At first, the Coast Guard announced that it would formulate a plan to fix the light tower. The job was expected to cost millions of dollars.

“While the actual repair of Ambrose Light is a long-term project, the temporary navigation light … will ensure safety standards are in place for all vessels entering New York Harbor,” Lt. j.g. Kristin Conville, incident management officer for Sector New York, said Nov. 8, five days after the allision.

Later, however, Coast Guard officials cast some doubt on the prospect of restoring the light in this era of electronic navigation equipment and global positioning. By December, Coast Guard public affairs officers and investigators at Staten Island and Manhattan would not confirm that the aid would definitely be repaired or replaced.

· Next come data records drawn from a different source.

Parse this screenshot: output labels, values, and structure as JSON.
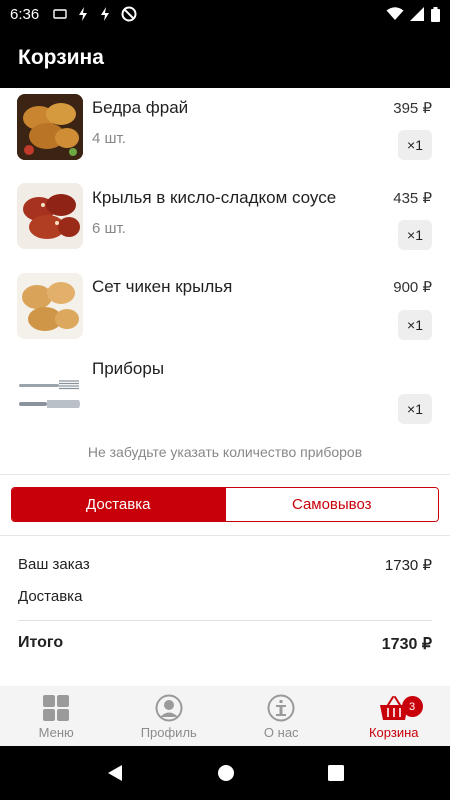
{
  "status_bar": {
    "time": "6:36",
    "notif_icons": [
      "app-icon",
      "bolt-icon",
      "bolt-icon",
      "no-disturb-icon"
    ],
    "right_icons": [
      "wifi-icon",
      "signal-icon",
      "battery-icon"
    ]
  },
  "header": {
    "title": "Корзина"
  },
  "cart": {
    "items": [
      {
        "name": "Бедра фрай",
        "qty": "4 шт.",
        "price": "395 ₽",
        "multiplier": "×1",
        "image": "fried-thighs-photo"
      },
      {
        "name": "Крылья в кисло-сладком соусе",
        "qty": "6 шт.",
        "price": "435 ₽",
        "multiplier": "×1",
        "image": "sweet-sour-wings-photo"
      },
      {
        "name": "Сет чикен крылья",
        "qty": "",
        "price": "900 ₽",
        "multiplier": "×1",
        "image": "chicken-wings-set-photo"
      },
      {
        "name": "Приборы",
        "qty": "",
        "price": "",
        "multiplier": "×1",
        "image": "cutlery-photo"
      }
    ],
    "reminder": "Не забудьте указать количество приборов"
  },
  "delivery_toggle": {
    "options": [
      "Доставка",
      "Самовывоз"
    ],
    "selected": "Доставка"
  },
  "summary": {
    "order_label": "Ваш заказ",
    "order_value": "1730 ₽",
    "delivery_label": "Доставка",
    "delivery_value": "",
    "total_label": "Итого",
    "total_value": "1730 ₽"
  },
  "bottom_nav": {
    "items": [
      {
        "label": "Меню",
        "icon": "grid-icon"
      },
      {
        "label": "Профиль",
        "icon": "profile-icon"
      },
      {
        "label": "О нас",
        "icon": "info-icon"
      },
      {
        "label": "Корзина",
        "icon": "basket-icon",
        "badge": "3",
        "active": true
      }
    ]
  },
  "colors": {
    "accent": "#c8000a",
    "header_bg": "#000000",
    "nav_bg": "#f4f4f4",
    "muted_text": "#888888"
  }
}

The temporary light buoy was still in place as of December.

The four seaways converging near Ambrose Light are Ambrose Channel, Nantucket-Ambrose Shipping Lane, Hudson Canyon-Ambrose Shipping Lane and Barnegat-Ambrose Shipping Lane.

The earliest version of the Ambrose Light tower was installed in 1967. It replaced Lightship Ambrose. A lightship had floated there since 1823.

In 1996, the 754-foot Greek tanker Aegeo struck the tower.

The current steel tower, which includes an automated weather station, was constructed in 1999. Under normal conditions, it is visible 18 nautical miles out.

In 2001, it was struck by the 492-foot Malta-flagged freighter Kouros V.

If the Coast Guard is worried about the cost of replacing the light tower, it might consider moving it back to a previous location slightly west near the current green Fisherman’s Wreck buoy, which is in shallower water. It would be cheaper to place the light tower there, said Capt. Dennis Wheeler, New York president of the Sandy Hook Pilots.

“When the Coast Guard decides if they are going to replace the tower, we’d like to have some input on the position of the tower,” Wheeler said.

Axel Spirit, built in 2004, had a crew of 22 aboard. Redmond said the tanker was en route to Perth Amboy from Cayo Arcas, Mexico.

The Coast Guard said the tanker had “contact damage” to its hull in the area of the Nos. 4 and 5 ballast tanks. Temporary repairs were made, and the Coast Guard lifted a captain-of-the-port restriction on Nov. 20. Redmond said Axel Spirit was undergoing permanent repairs in December.

By Professional Mariner Staff